A key factor in the decision to award the contract to ULA was schedule certainty. Lucy has a complex mission profile with a series of flybys in order to visit several asteroid either leading or following Jupiter in its orbit around the sun. That results in a launch window that is open for only about 20 days in October 2021. Should the launch miss that window, the mission cannot be flown as currently planned.

The Government Accountability Office has until May 22 to render a decision.

Pentagon Inspector General to Examine USAF Certification of Falcon 9

Falcon 9 lifts off on Spaceflight SSO-A mission. (Credit: SpaceX webcast)

Bloomberg reports that the Pentagon’s inspector general is going to review the U.S. Air Force’s certification process for SpaceX’s Falcon 9 and Falcon Heavy.

“Our objective is to determine whether the U.S. Air Force complied with the Launch Services New Entrant Certification Guide when certifying the launch system design for the Evolved Expendable Launch Vehicle-class SpaceX Falcon 9 and Falcon Heavy launch vehicles,” the inspector general said in a memo to Air Force Secretary Heather Wilson sent on Monday.
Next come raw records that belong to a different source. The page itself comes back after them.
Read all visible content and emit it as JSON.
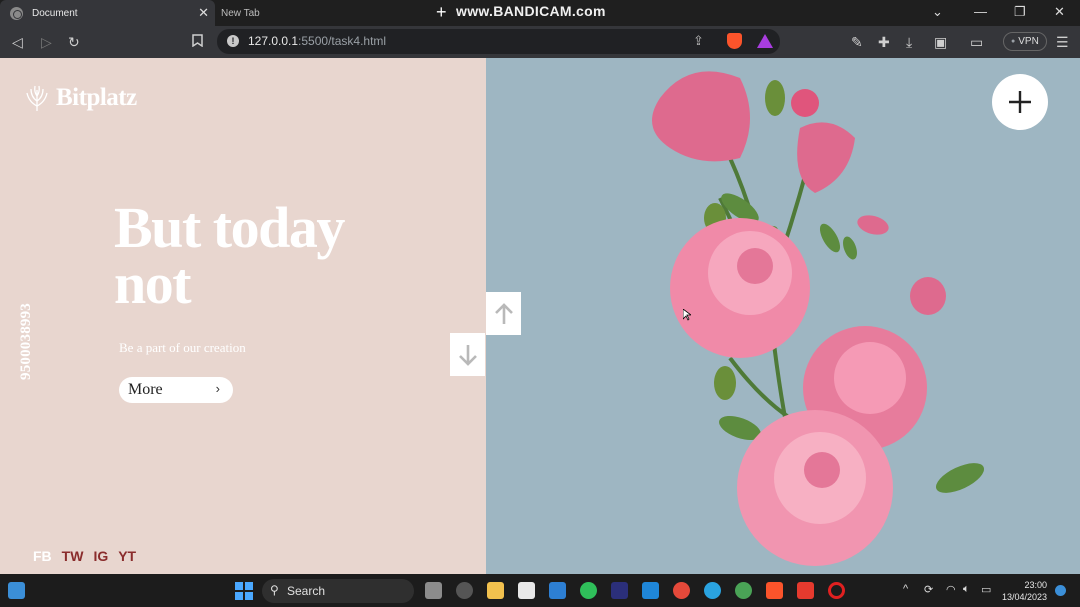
{
  "browser": {
    "tabs": [
      {
        "label": "Document",
        "active": true
      },
      {
        "label": "New Tab",
        "active": false
      }
    ],
    "watermark": "www.BANDICAM.com",
    "url_host": "127.0.0.1",
    "url_path": ":5500/task4.html",
    "vpn_label": "VPN"
  },
  "site": {
    "logo": "Bitplatz",
    "hero_title": "But today not",
    "hero_subtitle": "Be a part of our creation",
    "more_label": "More",
    "phone": "9500038993",
    "socials": [
      "FB",
      "TW",
      "IG",
      "YT"
    ],
    "colors": {
      "left_bg": "#e8d6cf",
      "right_bg": "#9eb6c2",
      "accent": "#8a2c2c"
    }
  },
  "taskbar": {
    "search_label": "Search",
    "time": "23:00",
    "date": "13/04/2023"
  }
}
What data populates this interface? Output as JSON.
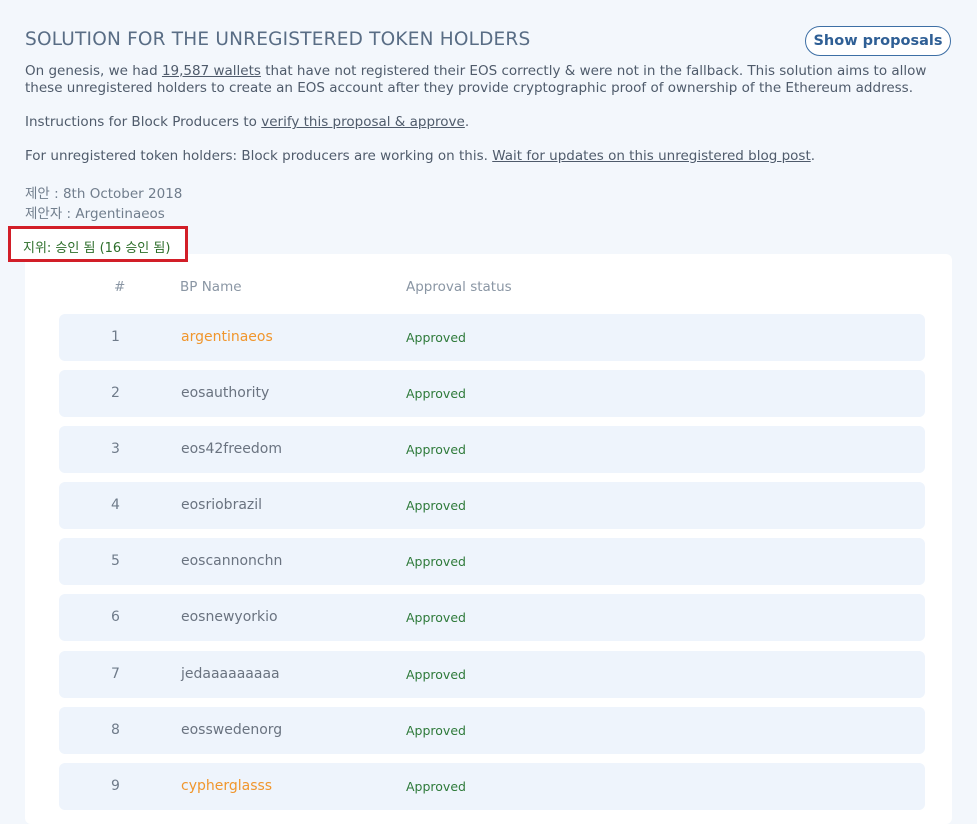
{
  "title": "SOLUTION FOR THE UNREGISTERED TOKEN HOLDERS",
  "show_proposals_label": "Show proposals",
  "para1": {
    "pre": "On genesis, we had ",
    "link": "19,587 wallets",
    "post": " that have not registered their EOS correctly & were not in the fallback. This solution aims to allow these unregistered holders to create an EOS account after they provide cryptographic proof of ownership of the Ethereum address."
  },
  "para2": {
    "pre": "Instructions for Block Producers to ",
    "link": "verify this proposal & approve",
    "post": "."
  },
  "para3": {
    "pre": "For unregistered token holders: Block producers are working on this. ",
    "link": "Wait for updates on this unregistered blog post",
    "post": "."
  },
  "proposal_date": "제안 : 8th October 2018",
  "proposer": "제안자 : Argentinaeos",
  "status": "지위: 승인 됨 (16 승인 됨)",
  "table": {
    "headers": {
      "num": "#",
      "name": "BP Name",
      "status": "Approval status"
    },
    "rows": [
      {
        "num": "1",
        "name": "argentinaeos",
        "status": "Approved",
        "highlight": true
      },
      {
        "num": "2",
        "name": "eosauthority",
        "status": "Approved",
        "highlight": false
      },
      {
        "num": "3",
        "name": "eos42freedom",
        "status": "Approved",
        "highlight": false
      },
      {
        "num": "4",
        "name": "eosriobrazil",
        "status": "Approved",
        "highlight": false
      },
      {
        "num": "5",
        "name": "eoscannonchn",
        "status": "Approved",
        "highlight": false
      },
      {
        "num": "6",
        "name": "eosnewyorkio",
        "status": "Approved",
        "highlight": false
      },
      {
        "num": "7",
        "name": "jedaaaaaaaaa",
        "status": "Approved",
        "highlight": false
      },
      {
        "num": "8",
        "name": "eosswedenorg",
        "status": "Approved",
        "highlight": false
      },
      {
        "num": "9",
        "name": "cypherglasss",
        "status": "Approved",
        "highlight": true
      }
    ]
  },
  "colors": {
    "highlight_name": "#f0962d",
    "approved": "#2e7a3a",
    "status_box_border": "#d21e28",
    "button_border": "#3d6fa5"
  }
}
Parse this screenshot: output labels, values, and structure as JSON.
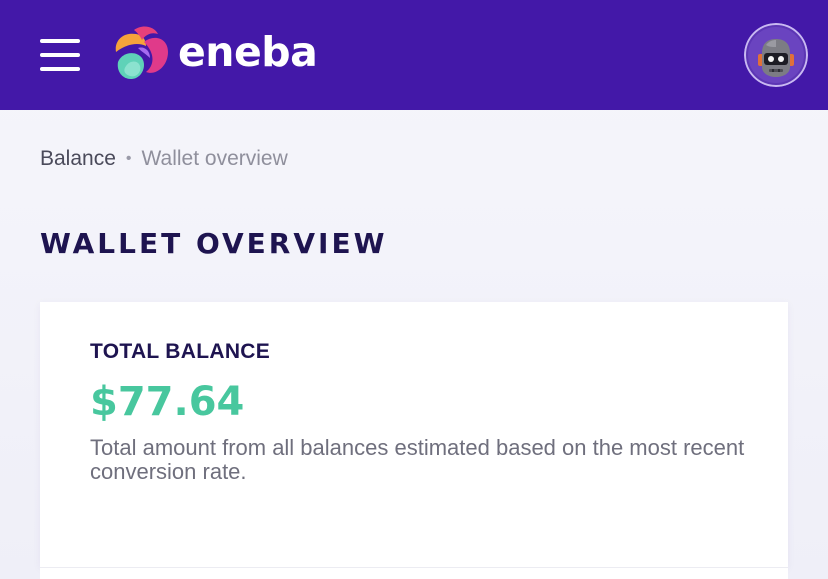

The Air Force’s certification of SpaceX in 2015 allowed the company take on military payloads, bringing competition to military space launches that were being handled solely by United Launch Alliance, a joint venture between top defense contractors Boeing Co. and Lockheed Martin Corp. At the time, Musk said he was getting into the business in part to end a monopoly…

The memo to Wilson was signed by Michael Roark, deputy for intelligence and special program assessments. It didn’t give a reason for what prompted the evaluation. Bruce Anderson, a spokesman for the inspector general, didn’t have an immediate comment as to what led to the evaluation.